### Task goal
Write only the number of lines in the entries that hold the string "fehlerhaft".

[Excerpts from a dataset]
======
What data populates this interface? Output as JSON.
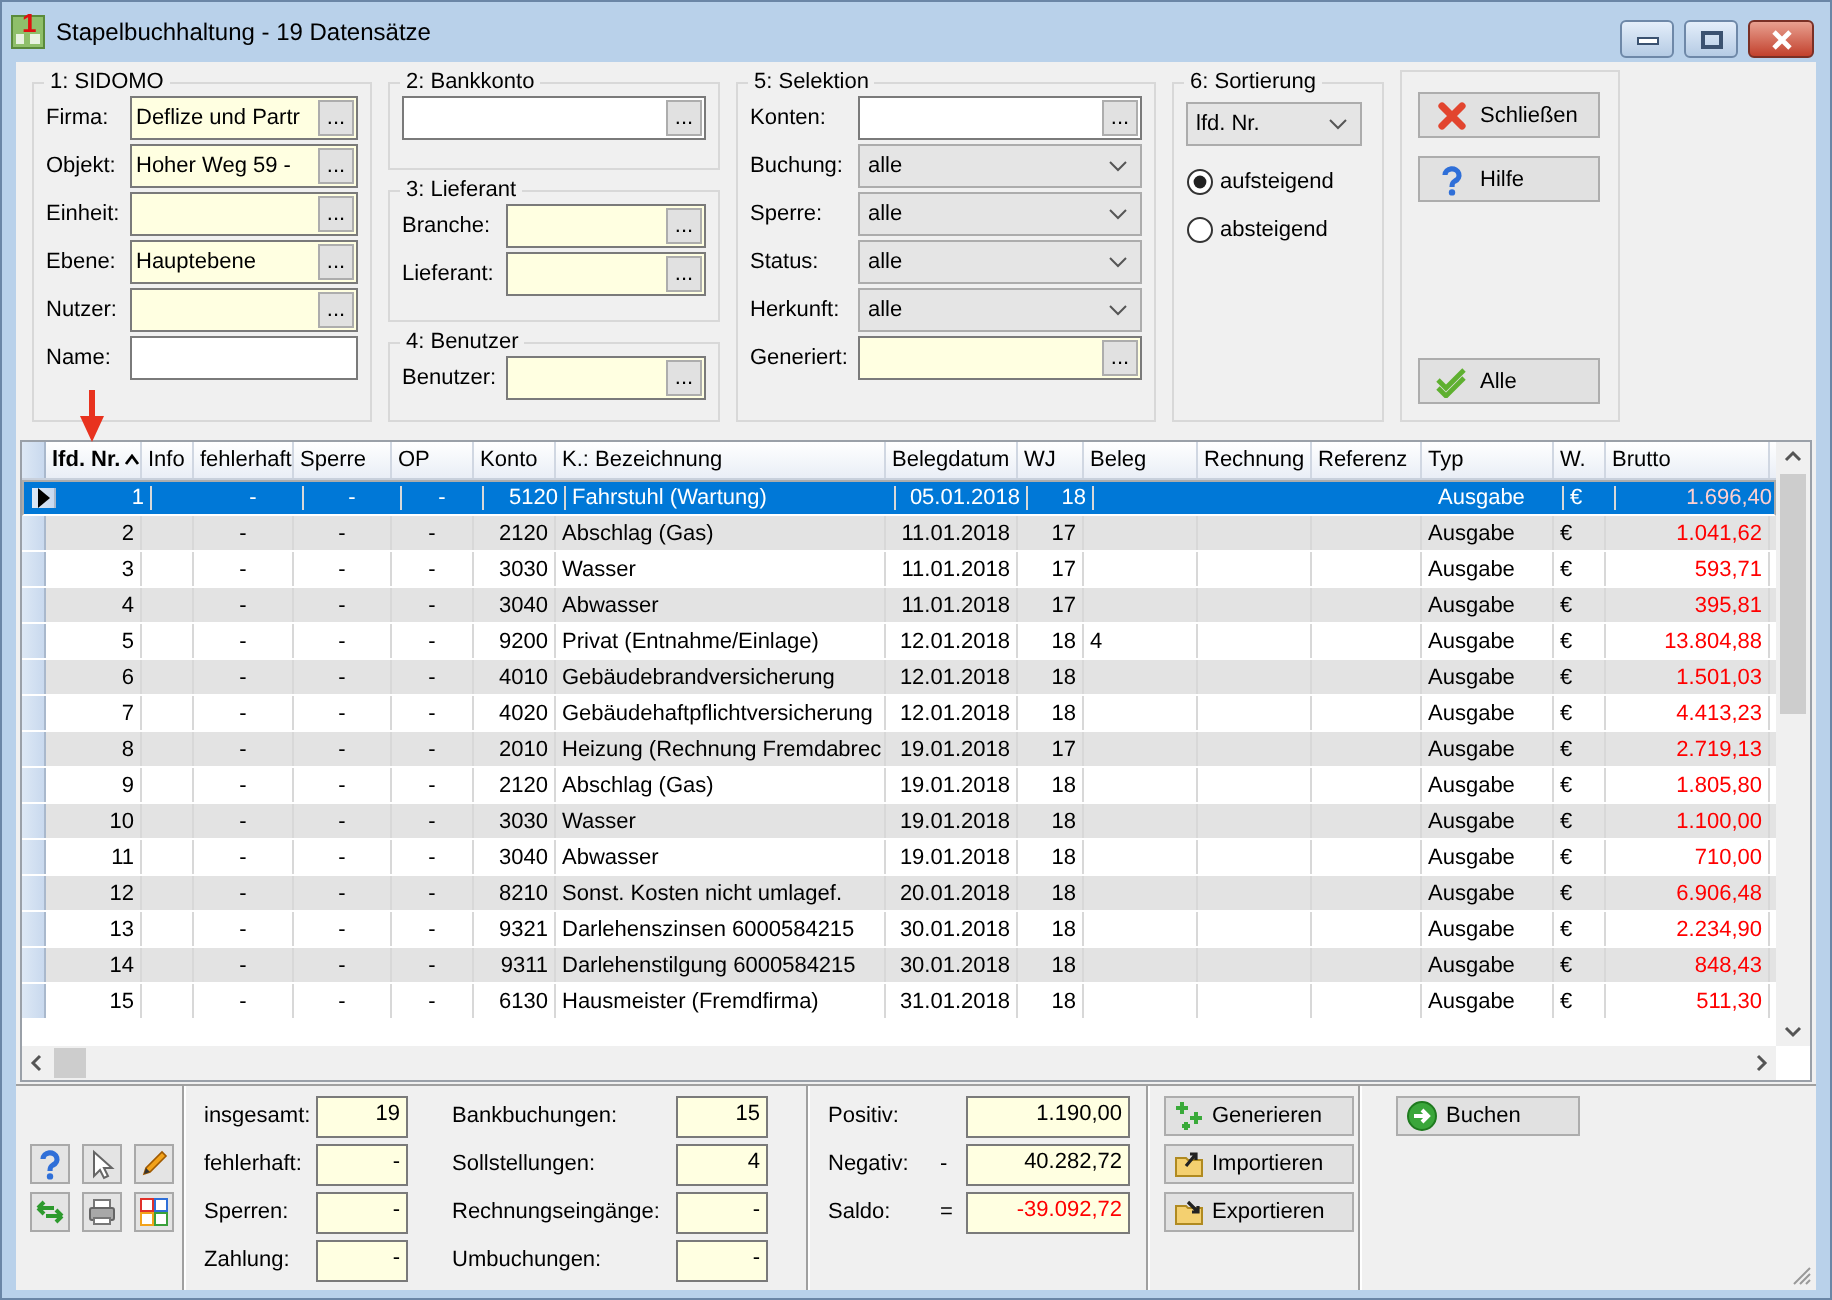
{
  "window": {
    "icon_text": "1",
    "title": "Stapelbuchhaltung - 19 Datensätze"
  },
  "filters": {
    "sidomo": {
      "title": "1: SIDOMO",
      "fields": [
        {
          "label": "Firma:",
          "kind": "lookup",
          "value": "Deflize und Partr",
          "highlighted": true,
          "button": "..."
        },
        {
          "label": "Objekt:",
          "kind": "lookup",
          "value": "Hoher Weg 59 -",
          "highlighted": true,
          "button": "..."
        },
        {
          "label": "Einheit:",
          "kind": "lookup",
          "highlighted": true,
          "button": "..."
        },
        {
          "label": "Ebene:",
          "kind": "lookup",
          "value": "Hauptebene",
          "highlighted": true,
          "button": "..."
        },
        {
          "label": "Nutzer:",
          "kind": "lookup",
          "highlighted": true,
          "button": "..."
        },
        {
          "label": "Name:",
          "kind": "text",
          "highlighted": false
        }
      ]
    },
    "bankkonto": {
      "title": "2: Bankkonto",
      "fields": [
        {
          "kind": "lookup",
          "highlighted": false,
          "button": "..."
        }
      ]
    },
    "lieferant": {
      "title": "3: Lieferant",
      "fields": [
        {
          "label": "Branche:",
          "kind": "lookup",
          "highlighted": true,
          "button": "..."
        },
        {
          "label": "Lieferant:",
          "kind": "lookup",
          "highlighted": true,
          "button": "..."
        }
      ]
    },
    "benutzer": {
      "title": "4: Benutzer",
      "fields": [
        {
          "label": "Benutzer:",
          "kind": "lookup",
          "highlighted": true,
          "button": "..."
        }
      ]
    },
    "selektion": {
      "title": "5: Selektion",
      "fields": [
        {
          "label": "Konten:",
          "kind": "lookup",
          "highlighted": false,
          "button": "..."
        },
        {
          "label": "Buchung:",
          "kind": "select",
          "value": "alle"
        },
        {
          "label": "Sperre:",
          "kind": "select",
          "value": "alle"
        },
        {
          "label": "Status:",
          "kind": "select",
          "value": "alle"
        },
        {
          "label": "Herkunft:",
          "kind": "select",
          "value": "alle"
        },
        {
          "label": "Generiert:",
          "kind": "lookup",
          "highlighted": true,
          "button": "..."
        }
      ]
    },
    "sortierung": {
      "title": "6: Sortierung",
      "select": {
        "value": "lfd. Nr."
      },
      "options": [
        {
          "label": "aufsteigend",
          "selected": true
        },
        {
          "label": "absteigend",
          "selected": false
        }
      ]
    },
    "actions": [
      {
        "label": "Schließen",
        "kind": "close"
      },
      {
        "label": "Hilfe",
        "kind": "help"
      },
      {
        "label": "Alle",
        "kind": "check"
      }
    ]
  },
  "table": {
    "columns": [
      {
        "label": "lfd. Nr.",
        "kind": "number",
        "sorted": true
      },
      {
        "label": "Info",
        "kind": "text",
        "sorted": false
      },
      {
        "label": "fehlerhaft",
        "kind": "center",
        "sorted": false
      },
      {
        "label": "Sperre",
        "kind": "center",
        "sorted": false
      },
      {
        "label": "OP",
        "kind": "center",
        "sorted": false
      },
      {
        "label": "Konto",
        "kind": "number",
        "sorted": false
      },
      {
        "label": "K.: Bezeichnung",
        "kind": "text",
        "sorted": false
      },
      {
        "label": "Belegdatum",
        "kind": "number",
        "sorted": false
      },
      {
        "label": "WJ",
        "kind": "number",
        "sorted": false
      },
      {
        "label": "Beleg",
        "kind": "text",
        "sorted": false
      },
      {
        "label": "Rechnung",
        "kind": "text",
        "sorted": false
      },
      {
        "label": "Referenz",
        "kind": "text",
        "sorted": false
      },
      {
        "label": "Typ",
        "kind": "text",
        "sorted": false
      },
      {
        "label": "W.",
        "kind": "text",
        "sorted": false
      },
      {
        "label": "Brutto",
        "kind": "amount",
        "sorted": false
      }
    ],
    "rows": [
      {
        "selected": true,
        "negative": true,
        "cells": [
          "1",
          null,
          "-",
          "-",
          "-",
          "5120",
          "Fahrstuhl (Wartung)",
          "05.01.2018",
          "18",
          null,
          null,
          null,
          "Ausgabe",
          "€",
          "1.696,40"
        ]
      },
      {
        "selected": false,
        "negative": true,
        "cells": [
          "2",
          null,
          "-",
          "-",
          "-",
          "2120",
          "Abschlag (Gas)",
          "11.01.2018",
          "17",
          null,
          null,
          null,
          "Ausgabe",
          "€",
          "1.041,62"
        ]
      },
      {
        "selected": false,
        "negative": true,
        "cells": [
          "3",
          null,
          "-",
          "-",
          "-",
          "3030",
          "Wasser",
          "11.01.2018",
          "17",
          null,
          null,
          null,
          "Ausgabe",
          "€",
          "593,71"
        ]
      },
      {
        "selected": false,
        "negative": true,
        "cells": [
          "4",
          null,
          "-",
          "-",
          "-",
          "3040",
          "Abwasser",
          "11.01.2018",
          "17",
          null,
          null,
          null,
          "Ausgabe",
          "€",
          "395,81"
        ]
      },
      {
        "selected": false,
        "negative": true,
        "cells": [
          "5",
          null,
          "-",
          "-",
          "-",
          "9200",
          "Privat (Entnahme/Einlage)",
          "12.01.2018",
          "18",
          "4",
          null,
          null,
          "Ausgabe",
          "€",
          "13.804,88"
        ]
      },
      {
        "selected": false,
        "negative": true,
        "cells": [
          "6",
          null,
          "-",
          "-",
          "-",
          "4010",
          "Gebäudebrandversicherung",
          "12.01.2018",
          "18",
          null,
          null,
          null,
          "Ausgabe",
          "€",
          "1.501,03"
        ]
      },
      {
        "selected": false,
        "negative": true,
        "cells": [
          "7",
          null,
          "-",
          "-",
          "-",
          "4020",
          "Gebäudehaftpflichtversicherung",
          "12.01.2018",
          "18",
          null,
          null,
          null,
          "Ausgabe",
          "€",
          "4.413,23"
        ]
      },
      {
        "selected": false,
        "negative": true,
        "cells": [
          "8",
          null,
          "-",
          "-",
          "-",
          "2010",
          "Heizung (Rechnung Fremdabrec",
          "19.01.2018",
          "17",
          null,
          null,
          null,
          "Ausgabe",
          "€",
          "2.719,13"
        ]
      },
      {
        "selected": false,
        "negative": true,
        "cells": [
          "9",
          null,
          "-",
          "-",
          "-",
          "2120",
          "Abschlag (Gas)",
          "19.01.2018",
          "18",
          null,
          null,
          null,
          "Ausgabe",
          "€",
          "1.805,80"
        ]
      },
      {
        "selected": false,
        "negative": true,
        "cells": [
          "10",
          null,
          "-",
          "-",
          "-",
          "3030",
          "Wasser",
          "19.01.2018",
          "18",
          null,
          null,
          null,
          "Ausgabe",
          "€",
          "1.100,00"
        ]
      },
      {
        "selected": false,
        "negative": true,
        "cells": [
          "11",
          null,
          "-",
          "-",
          "-",
          "3040",
          "Abwasser",
          "19.01.2018",
          "18",
          null,
          null,
          null,
          "Ausgabe",
          "€",
          "710,00"
        ]
      },
      {
        "selected": false,
        "negative": true,
        "cells": [
          "12",
          null,
          "-",
          "-",
          "-",
          "8210",
          "Sonst. Kosten nicht umlagef.",
          "20.01.2018",
          "18",
          null,
          null,
          null,
          "Ausgabe",
          "€",
          "6.906,48"
        ]
      },
      {
        "selected": false,
        "negative": true,
        "cells": [
          "13",
          null,
          "-",
          "-",
          "-",
          "9321",
          "Darlehenszinsen 6000584215",
          "30.01.2018",
          "18",
          null,
          null,
          null,
          "Ausgabe",
          "€",
          "2.234,90"
        ]
      },
      {
        "selected": false,
        "negative": true,
        "cells": [
          "14",
          null,
          "-",
          "-",
          "-",
          "9311",
          "Darlehenstilgung 6000584215",
          "30.01.2018",
          "18",
          null,
          null,
          null,
          "Ausgabe",
          "€",
          "848,43"
        ]
      },
      {
        "selected": false,
        "negative": true,
        "cells": [
          "15",
          null,
          "-",
          "-",
          "-",
          "6130",
          "Hausmeister (Fremdfirma)",
          "31.01.2018",
          "18",
          null,
          null,
          null,
          "Ausgabe",
          "€",
          "511,30"
        ]
      }
    ]
  },
  "tools": [
    {
      "kind": "help"
    },
    {
      "kind": "pointer"
    },
    {
      "kind": "pencil"
    },
    {
      "kind": "swap"
    },
    {
      "kind": "printer"
    },
    {
      "kind": "layout"
    }
  ],
  "counts": [
    {
      "label": "insgesamt:",
      "value": "19"
    },
    {
      "label": "fehlerhaft:",
      "value": "-"
    },
    {
      "label": "Sperren:",
      "value": "-"
    },
    {
      "label": "Zahlung:",
      "value": "-"
    },
    {
      "label": "Bankbuchungen:",
      "value": "15"
    },
    {
      "label": "Sollstellungen:",
      "value": "4"
    },
    {
      "label": "Rechnungseingänge:",
      "value": "-"
    },
    {
      "label": "Umbuchungen:",
      "value": "-"
    }
  ],
  "totals": [
    {
      "label": "Positiv:",
      "value": "1.190,00",
      "negative": false
    },
    {
      "label": "Negativ:",
      "sign": "-",
      "value": "40.282,72",
      "negative": false
    },
    {
      "label": "Saldo:",
      "sign": "=",
      "value": "-39.092,72",
      "negative": true
    }
  ],
  "transfer_buttons": [
    {
      "label": "Generieren",
      "kind": "generate"
    },
    {
      "label": "Importieren",
      "kind": "import"
    },
    {
      "label": "Exportieren",
      "kind": "export"
    }
  ],
  "post_button": {
    "label": "Buchen",
    "kind": "go"
  }
}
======
### Answer to this problem
2